If you want to be by the Falls then The Royal Livingstone ticks all the boxes and they even have zebra grazing in the grounds. There is a gate at the bottom which will take you right to the Falls.
Further up river you will find Tongabezi an upmarket lodge with fabulous huge ‘houses’ which offer amazing views out onto the river and are open to the elements. There is also a sister property situated on its own island in the middle of the River – Sindabezi. This is a bit less luxurious but you do get your own island.
Waterberry is a firm favourite too with a magnificent lawn garden surrounding an inviting pool with good food and service.
The Victoria Falls Hotel is the Grand Dame of Vic Falls Town. Located just on the edge with magnificent views of the bridge and a 5 minute walk into town or the national park. It’s a hotel with a heavy colonial history and this is evident throughout and some can find a bit stuffy (jackets for dinner etc…) but it should be taken as it comes and enjoyed. The afternoon tea is definitely worth a whirl.
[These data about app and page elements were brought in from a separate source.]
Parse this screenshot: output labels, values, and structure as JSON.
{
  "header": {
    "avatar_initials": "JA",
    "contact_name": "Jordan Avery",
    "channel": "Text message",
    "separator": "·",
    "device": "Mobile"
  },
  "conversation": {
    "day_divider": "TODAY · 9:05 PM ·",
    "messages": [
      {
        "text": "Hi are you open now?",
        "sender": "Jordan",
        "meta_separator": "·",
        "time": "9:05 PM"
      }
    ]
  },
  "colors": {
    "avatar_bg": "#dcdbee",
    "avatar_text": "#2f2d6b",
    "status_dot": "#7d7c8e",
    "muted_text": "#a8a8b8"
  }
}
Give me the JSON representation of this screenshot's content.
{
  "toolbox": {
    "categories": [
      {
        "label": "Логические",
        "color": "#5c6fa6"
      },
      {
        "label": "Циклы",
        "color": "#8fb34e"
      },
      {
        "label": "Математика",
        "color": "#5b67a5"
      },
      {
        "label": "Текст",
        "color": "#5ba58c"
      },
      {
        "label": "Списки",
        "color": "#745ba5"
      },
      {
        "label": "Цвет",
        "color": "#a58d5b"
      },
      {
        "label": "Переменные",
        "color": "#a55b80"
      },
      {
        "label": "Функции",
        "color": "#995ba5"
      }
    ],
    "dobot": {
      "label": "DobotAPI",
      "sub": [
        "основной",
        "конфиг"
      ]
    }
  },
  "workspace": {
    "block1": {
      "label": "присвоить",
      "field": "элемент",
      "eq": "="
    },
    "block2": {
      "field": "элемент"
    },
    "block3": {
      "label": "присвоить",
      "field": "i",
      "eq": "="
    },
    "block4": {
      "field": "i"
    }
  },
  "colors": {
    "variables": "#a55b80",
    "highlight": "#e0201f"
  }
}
Ilala Lodge is another very good option, if you can find space as it is very popular. Stunning setting with a bar overlooking the pool, its small and so feels very private.
Batonka Guest Lodge and Pioneers both offer good upmarket guesthouse accommodation in the area at a very good price. If you are looking for something out of town then I would suggest either Gorges Lodge which has tremendous views out over the Batoka Gorge or The Zambezi Sands which offers an upmarket tented option on the river.
Overall, Victoria Falls is a great experience for honeymooners or family holidays that bookend a safari in either Zimbabwe, Zambia or Botswana nicely, and adds something different to the start or end of a trip. I have visited both sides numerous times and can honestly say that it’s difficult to pick a favourite as both offer different styles of accommodation, but both have access to almost the same activities. I am heading back there in August 2022 and taking my family to experience Mosi o Tunya!
If you'd like to explore Victoria Falls as part of a safari to Zambia, Zimbabwe, Botswana or any other African destination - get in touch and let's create the perfect tailor-made safari for you.